--- DATA RECORDS ---
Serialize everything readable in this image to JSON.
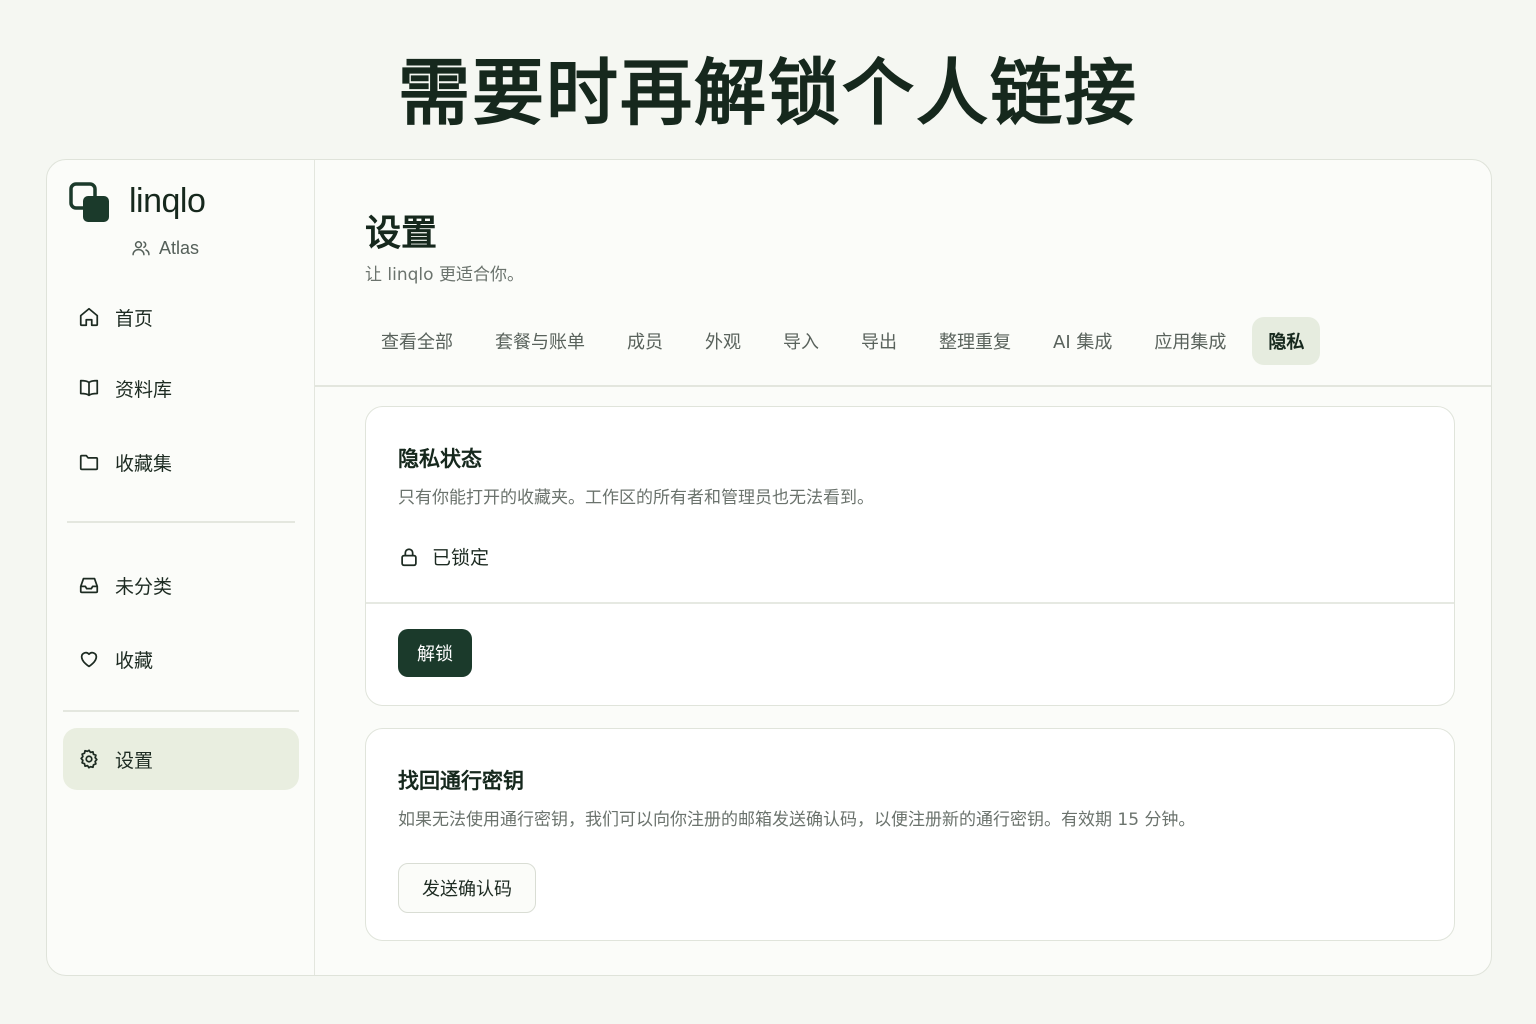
{
  "headline": "需要时再解锁个人链接",
  "sidebar": {
    "brand": "linqlo",
    "workspace": "Atlas",
    "items": [
      {
        "label": "首页",
        "icon": "home-icon"
      },
      {
        "label": "资料库",
        "icon": "book-icon"
      },
      {
        "label": "收藏集",
        "icon": "folder-icon"
      },
      {
        "label": "未分类",
        "icon": "inbox-icon"
      },
      {
        "label": "收藏",
        "icon": "heart-icon"
      },
      {
        "label": "设置",
        "icon": "gear-icon",
        "active": true
      }
    ]
  },
  "main": {
    "title": "设置",
    "subtitle": "让 linqlo 更适合你。",
    "tabs": [
      {
        "label": "查看全部"
      },
      {
        "label": "套餐与账单"
      },
      {
        "label": "成员"
      },
      {
        "label": "外观"
      },
      {
        "label": "导入"
      },
      {
        "label": "导出"
      },
      {
        "label": "整理重复"
      },
      {
        "label": "AI 集成"
      },
      {
        "label": "应用集成"
      },
      {
        "label": "隐私",
        "active": true
      }
    ],
    "privacy_card": {
      "title": "隐私状态",
      "description": "只有你能打开的收藏夹。工作区的所有者和管理员也无法看到。",
      "status_label": "已锁定",
      "unlock_label": "解锁"
    },
    "recovery_card": {
      "title": "找回通行密钥",
      "description": "如果无法使用通行密钥，我们可以向你注册的邮箱发送确认码，以便注册新的通行密钥。有效期 15 分钟。",
      "send_label": "发送确认码"
    }
  },
  "colors": {
    "accent": "#1b3a2b",
    "active_bg": "#e9eee0",
    "background": "#f5f7f2"
  }
}
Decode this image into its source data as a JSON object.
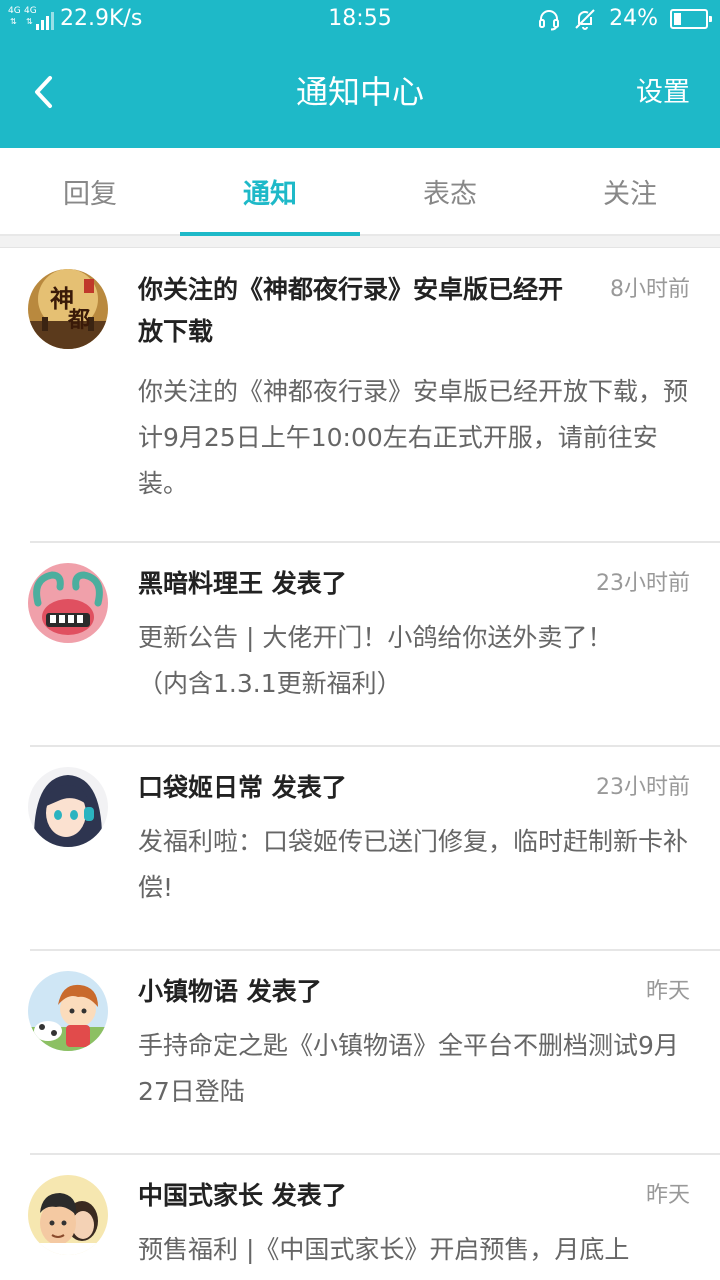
{
  "status_bar": {
    "network_1": "4G",
    "network_2": "4G",
    "net_speed": "22.9K/s",
    "time": "18:55",
    "battery_percent": "24%",
    "battery_level": 0.24,
    "icons": [
      "headset-icon",
      "silent-bell-icon",
      "battery-icon"
    ]
  },
  "header": {
    "back_icon": "chevron-left-icon",
    "title": "通知中心",
    "settings_label": "设置"
  },
  "colors": {
    "accent": "#1EB9C8",
    "title_text": "#222222",
    "body_text": "#666666",
    "time_text": "#999999"
  },
  "tabs": [
    {
      "label": "回复",
      "active": false
    },
    {
      "label": "通知",
      "active": true
    },
    {
      "label": "表态",
      "active": false
    },
    {
      "label": "关注",
      "active": false
    }
  ],
  "notifications": [
    {
      "avatar": "shendu-game-avatar",
      "title": "你关注的《神都夜行录》安卓版已经开放下载",
      "time": "8小时前",
      "body": "你关注的《神都夜行录》安卓版已经开放下载，预计9月25日上午10:00左右正式开服，请前往安装。"
    },
    {
      "avatar": "dark-chef-game-avatar",
      "title": "黑暗料理王 发表了",
      "time": "23小时前",
      "body": "更新公告 | 大佬开门！小鸽给你送外卖了！（内含1.3.1更新福利）"
    },
    {
      "avatar": "pocket-princess-game-avatar",
      "title": "口袋姬日常 发表了",
      "time": "23小时前",
      "body": "发福利啦：口袋姬传已送门修复，临时赶制新卡补偿!"
    },
    {
      "avatar": "town-story-game-avatar",
      "title": "小镇物语 发表了",
      "time": "昨天",
      "body": "手持命定之匙《小镇物语》全平台不删档测试9月27日登陆"
    },
    {
      "avatar": "chinese-parents-game-avatar",
      "title": "中国式家长 发表了",
      "time": "昨天",
      "body": "预售福利 |《中国式家长》开启预售，月底上"
    }
  ]
}
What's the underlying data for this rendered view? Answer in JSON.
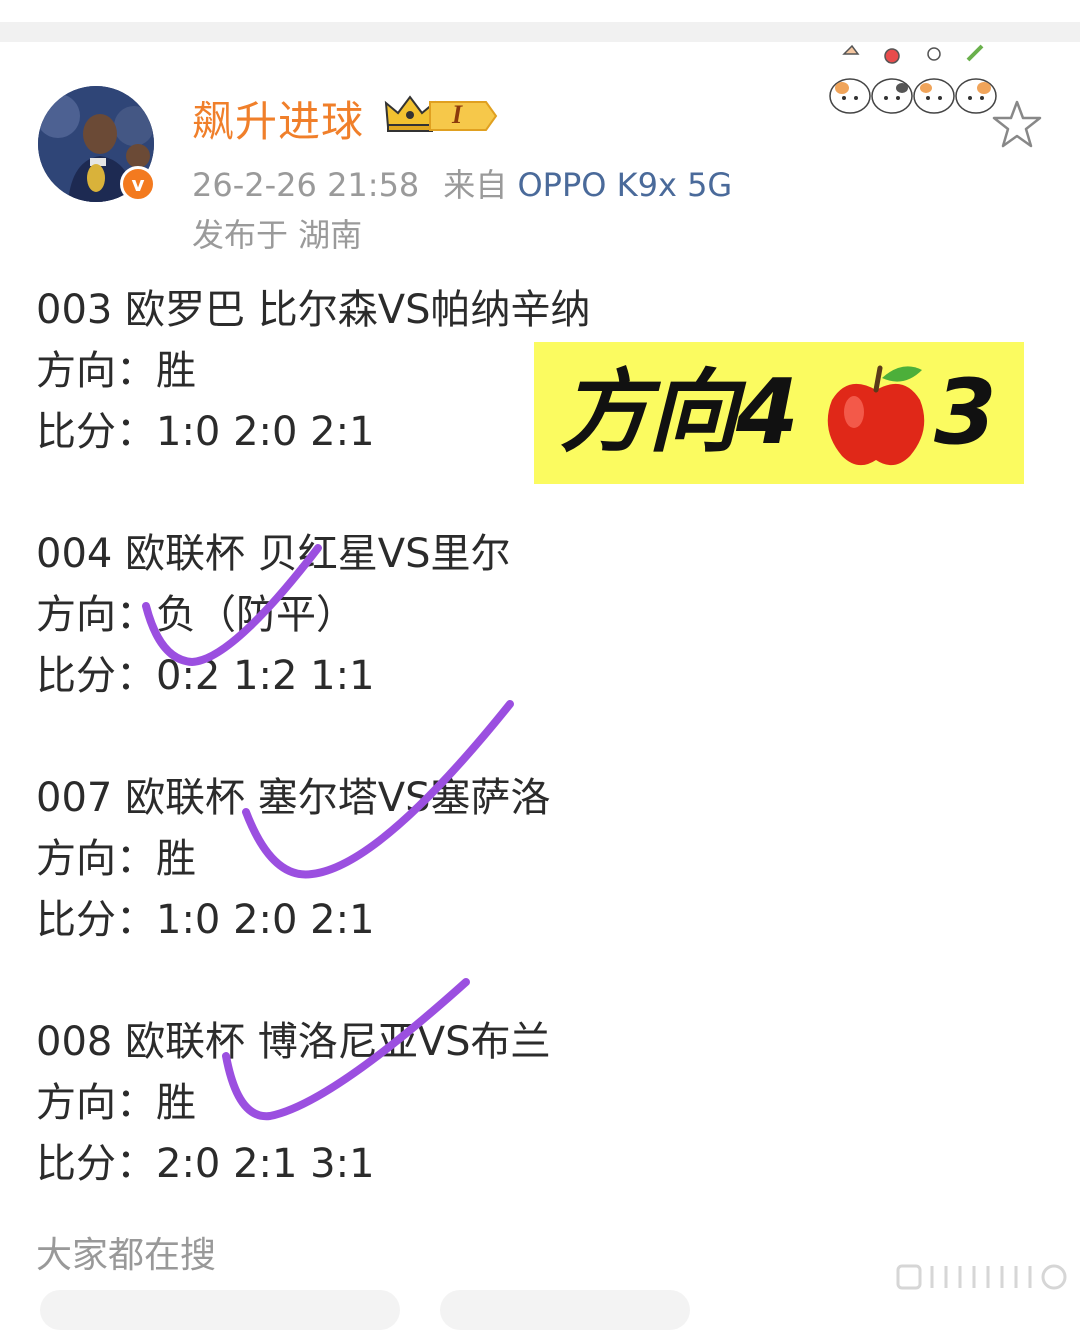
{
  "post": {
    "username": "飙升进球",
    "level_badge": "I",
    "timestamp": "26-2-26 21:58",
    "source_prefix": "来自",
    "device": "OPPO K9x 5G",
    "location": "发布于 湖南"
  },
  "matches": [
    {
      "title": "003 欧罗巴 比尔森VS帕纳辛纳",
      "direction": "方向：胜",
      "score": "比分：1:0 2:0 2:1"
    },
    {
      "title": "004 欧联杯 贝红星VS里尔",
      "direction": "方向：负（防平）",
      "score": "比分：0:2 1:2 1:1"
    },
    {
      "title": "007 欧联杯 塞尔塔VS塞萨洛",
      "direction": "方向：胜",
      "score": "比分：1:0 2:0 2:1"
    },
    {
      "title": "008 欧联杯 博洛尼亚VS布兰",
      "direction": "方向：胜",
      "score": "比分：2:0 2:1 3:1"
    }
  ],
  "highlight": {
    "text": "方向4",
    "emoji": "apple-icon",
    "number": "3"
  },
  "footer": {
    "search_label": "大家都在搜"
  },
  "colors": {
    "username": "#f07f2a",
    "device": "#4a6a9a",
    "meta": "#9a9a9a",
    "highlight_bg": "#fbfb60",
    "check": "#9b4fe0",
    "verified": "#f37a1f"
  }
}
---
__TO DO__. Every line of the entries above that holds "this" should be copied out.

__EXPECTED ANSWER__.
Serialize everything readable in this image to JSON.
Decode this image into its source data as a JSON object.
What's the underlying data for this rendered view? Answer in JSON.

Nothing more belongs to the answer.